For the first time in the Philippines, the works of Hans Bacher, one of the world’s most acclaimed animators and production designers, is now on display with The Hans Bacher Collection. Spearheaded by the Benilde Center for Campus Art (CCA) and the AB Animation program, the exhibit opened last May 16.
Photos by Fritz Reyes
Held at the 11/F Animation Hallway of the School of Design and Arts (SDA) Campus, this exhibit centers on the production design of one of the most well-loved animated films of all time—Disney’s Mulan. A simple yet impactful tale of a girl in Imperial China who breaks away from the standards of tradition and forges her own destiny, it’s no surprise that Mulan, which was released in 1998, continues to capture the hearts of countless generations.
Photos by Fritz Reyes
The exhibit opened with remarks from Patrick Astilla, the Animation Department Chair, Arch. Gerry Torres, Head of the CCA, Benilde President Br. Dennis Magbanua, FSC, and finally, legendary production designer Hans Bacher himself.
In his message, Bacher said the featured pieces were a mere sliver of his collection. “I think there’s enough material for probably an exhibition every two weeks for the next 10 years. I always had that dream for the last, probably 15 to 18 years to share what I have with students who want to learn —[who] want to profit from the work of the past.”
The exhibit consists of concept sketches for characters, paintings of the scene locations, clay models, notes, and everything in between, giving the audience a glimpse of how the individual parts of Mulan were developed. The overall style of the film was Bacher’s own idea, conceptualized in within the span of a few hours, as said in his opening message.
After working on visual development for about two years, Bacher and his team of some 20 artists still didn’t have the final look, until it came to him one night.
“I had the idea and I painted the first three paintings, one after the other, and I knew when those three designs were finished – that’s the look of the film. After that, the director fell from his chair and said ‘oh my god, that’s it!’ I was happy that the whole thing fell out of my brain and onto paper,” he said.
Photo by Fritz Reyes
Bacher, who has also worked on films such as Beauty and the Beast, Hercules, The Lion King and Atlantis to name a few, has had a passion for animation from a young age, inspired by films such as 101 Dalmatians and Bambi.
In an interview with The Benildean, Bacher said “I think I did the first animated tests when I was only 10 or 11 years old, and I made my first animated short when I was 14 [or] so. I always knew I wanted to do it. [But] it took about fifteen years until I finally entered feature films.”

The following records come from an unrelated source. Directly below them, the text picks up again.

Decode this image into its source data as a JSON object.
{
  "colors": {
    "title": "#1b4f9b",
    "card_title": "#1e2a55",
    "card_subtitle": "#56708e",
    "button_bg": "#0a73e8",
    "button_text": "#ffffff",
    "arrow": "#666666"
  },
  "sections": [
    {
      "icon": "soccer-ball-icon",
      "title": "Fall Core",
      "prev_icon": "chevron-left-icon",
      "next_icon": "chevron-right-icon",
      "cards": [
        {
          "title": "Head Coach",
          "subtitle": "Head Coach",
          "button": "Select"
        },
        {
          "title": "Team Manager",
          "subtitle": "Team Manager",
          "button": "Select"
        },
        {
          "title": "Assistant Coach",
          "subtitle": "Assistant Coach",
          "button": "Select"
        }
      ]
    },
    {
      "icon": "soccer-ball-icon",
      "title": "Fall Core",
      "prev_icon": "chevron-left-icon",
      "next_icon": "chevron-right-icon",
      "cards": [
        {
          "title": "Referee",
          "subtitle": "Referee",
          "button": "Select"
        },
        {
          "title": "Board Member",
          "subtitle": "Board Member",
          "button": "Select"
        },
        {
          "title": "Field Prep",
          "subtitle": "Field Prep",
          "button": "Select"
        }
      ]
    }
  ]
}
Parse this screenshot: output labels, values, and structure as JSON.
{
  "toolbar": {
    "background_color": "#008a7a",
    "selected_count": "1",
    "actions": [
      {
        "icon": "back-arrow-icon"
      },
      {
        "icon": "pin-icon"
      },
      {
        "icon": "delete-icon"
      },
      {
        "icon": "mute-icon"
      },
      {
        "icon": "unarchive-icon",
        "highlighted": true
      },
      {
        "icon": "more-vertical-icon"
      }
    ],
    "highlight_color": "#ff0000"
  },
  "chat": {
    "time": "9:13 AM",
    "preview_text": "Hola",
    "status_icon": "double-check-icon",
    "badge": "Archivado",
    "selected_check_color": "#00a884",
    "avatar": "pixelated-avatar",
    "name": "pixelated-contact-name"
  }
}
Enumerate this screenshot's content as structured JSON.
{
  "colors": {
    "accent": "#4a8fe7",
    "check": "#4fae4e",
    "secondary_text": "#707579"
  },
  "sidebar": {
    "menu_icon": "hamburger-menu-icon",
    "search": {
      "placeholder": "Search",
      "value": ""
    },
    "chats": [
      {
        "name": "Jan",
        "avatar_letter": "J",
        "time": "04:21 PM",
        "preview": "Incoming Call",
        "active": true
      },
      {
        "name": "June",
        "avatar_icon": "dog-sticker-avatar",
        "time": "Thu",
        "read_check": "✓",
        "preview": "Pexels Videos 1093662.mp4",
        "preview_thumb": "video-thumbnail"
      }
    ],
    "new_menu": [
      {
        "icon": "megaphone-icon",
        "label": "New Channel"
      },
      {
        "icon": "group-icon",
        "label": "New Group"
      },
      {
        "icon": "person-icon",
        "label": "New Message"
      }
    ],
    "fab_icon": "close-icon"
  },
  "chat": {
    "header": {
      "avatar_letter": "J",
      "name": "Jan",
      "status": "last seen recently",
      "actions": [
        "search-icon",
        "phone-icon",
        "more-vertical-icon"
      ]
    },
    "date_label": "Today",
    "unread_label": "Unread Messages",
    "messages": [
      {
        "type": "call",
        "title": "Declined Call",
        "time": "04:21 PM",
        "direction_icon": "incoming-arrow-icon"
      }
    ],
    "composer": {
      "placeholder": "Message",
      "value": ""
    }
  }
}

In the time that he was not working on animation, Bacher became something of a jack of all trades on the creative side of film and television, creating everything from advertisements to character designs.
Of his vast repertoire of work, Mulan was the one he was most proud of.
“It nearly looks like what I had in mind. And the translations from the very first designs to the final film is pretty well done. There’s only a very small amount of criticism that I have. But yeah, in general it is the one that I’m proud of.”
The Hans Bacher Collection can be viewed at the 11/F Animation Hallway of the SDA campus and runs from May 17 to August 31, 2019.